(Scab"ling) n. [See Scapple.] A fragment or chip of stone. [Written also scabline.]
(Sca*bred"i*ty) n. [L. scabredo, fr. scaber rough.] Roughness; ruggedness. [Obs.] Burton.
(Sca"brous) a. [L. scabrosus, fr. scaber rough: cf. F. scabreux.]
1. Rough to the touch, like a file; having small raised dots, scales, or points; scabby; scurfy; scaly. Arbuthnot.
2. Fig.: Harsh; unmusical. [R.]
His verse is scabrous and hobbling.Dryden.
(Sca"brous*ness), n. The quality of being scabrous.
(Scab"wort`) n. (Bot.) Elecampane.
(Scad) n. [Gael. & Ir. sgadan a herring.] (Zoöl.) (a) A small carangoid fish (Trachurus saurus)
abundant on the European coast, and less common on the American. The name is applied also to several
allied species. (b) The goggler; called also big-eyed scad. See Goggler. (c) The friar skate. [Scot.]
(d) The cigar fish, or round robin.
(Scaf"fold) n. [OF. eschafault, eschafaut, escafaut, escadafaut, F. échafaud; probably originally
the same word as E. & F. catafalque, It. catafalco. See Catafalque.]
1. A temporary structure of timber, boards, etc., for various purposes, as for supporting workmen and
materials in building, for exhibiting a spectacle upon, for holding the spectators at a show, etc.
Pardon, gentles all,Shak.
The flat, unraised spirits that have dared
On this unworthy scaffold to bring forth
great an object.
2. Specifically, a stage or elevated platform for the execution of a criminal; as, to die on the scaffold.
That a scaffold of execution should grow a scaffold of coronation.Sir P. Sidney.
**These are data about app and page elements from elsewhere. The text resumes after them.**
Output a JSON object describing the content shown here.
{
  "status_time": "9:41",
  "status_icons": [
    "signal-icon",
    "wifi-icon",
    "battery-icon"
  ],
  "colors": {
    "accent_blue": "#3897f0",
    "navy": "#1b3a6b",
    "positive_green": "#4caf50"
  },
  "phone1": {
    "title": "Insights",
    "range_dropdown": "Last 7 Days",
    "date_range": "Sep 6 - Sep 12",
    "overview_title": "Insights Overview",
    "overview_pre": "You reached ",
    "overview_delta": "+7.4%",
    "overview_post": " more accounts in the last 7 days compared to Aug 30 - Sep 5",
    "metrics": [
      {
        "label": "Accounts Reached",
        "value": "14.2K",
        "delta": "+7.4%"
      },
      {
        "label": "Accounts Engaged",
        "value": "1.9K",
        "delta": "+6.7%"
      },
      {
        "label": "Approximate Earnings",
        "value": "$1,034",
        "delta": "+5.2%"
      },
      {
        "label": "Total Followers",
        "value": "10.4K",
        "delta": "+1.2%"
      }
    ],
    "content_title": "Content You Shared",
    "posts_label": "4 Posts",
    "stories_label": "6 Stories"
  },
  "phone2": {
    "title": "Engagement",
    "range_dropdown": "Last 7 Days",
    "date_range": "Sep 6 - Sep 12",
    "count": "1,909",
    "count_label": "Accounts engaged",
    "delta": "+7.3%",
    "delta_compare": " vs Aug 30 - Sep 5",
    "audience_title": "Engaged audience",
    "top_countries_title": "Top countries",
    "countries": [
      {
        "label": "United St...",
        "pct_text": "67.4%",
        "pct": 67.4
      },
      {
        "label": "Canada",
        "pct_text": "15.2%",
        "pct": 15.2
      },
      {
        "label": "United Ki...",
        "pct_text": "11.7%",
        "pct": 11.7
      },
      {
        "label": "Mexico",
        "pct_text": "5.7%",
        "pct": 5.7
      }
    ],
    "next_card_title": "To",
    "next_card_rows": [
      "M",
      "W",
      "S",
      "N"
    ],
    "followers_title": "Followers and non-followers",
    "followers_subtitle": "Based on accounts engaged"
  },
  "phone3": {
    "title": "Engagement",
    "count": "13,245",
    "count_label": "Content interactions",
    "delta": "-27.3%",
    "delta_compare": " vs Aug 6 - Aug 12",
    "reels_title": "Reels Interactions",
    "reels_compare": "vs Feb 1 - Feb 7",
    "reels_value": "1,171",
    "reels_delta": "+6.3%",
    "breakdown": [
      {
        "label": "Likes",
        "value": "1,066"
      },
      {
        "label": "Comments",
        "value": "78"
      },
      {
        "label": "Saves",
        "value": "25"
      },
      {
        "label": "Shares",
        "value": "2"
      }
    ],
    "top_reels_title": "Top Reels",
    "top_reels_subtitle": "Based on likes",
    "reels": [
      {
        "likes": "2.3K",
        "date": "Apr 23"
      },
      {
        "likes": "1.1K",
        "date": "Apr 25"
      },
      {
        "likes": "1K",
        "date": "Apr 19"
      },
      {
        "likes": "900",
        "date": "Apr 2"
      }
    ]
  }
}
3. (Metal.) An accumulation of adherent, partly fused material forming a shelf, or dome-shaped obstruction,
above the tuyères in a blast furnace.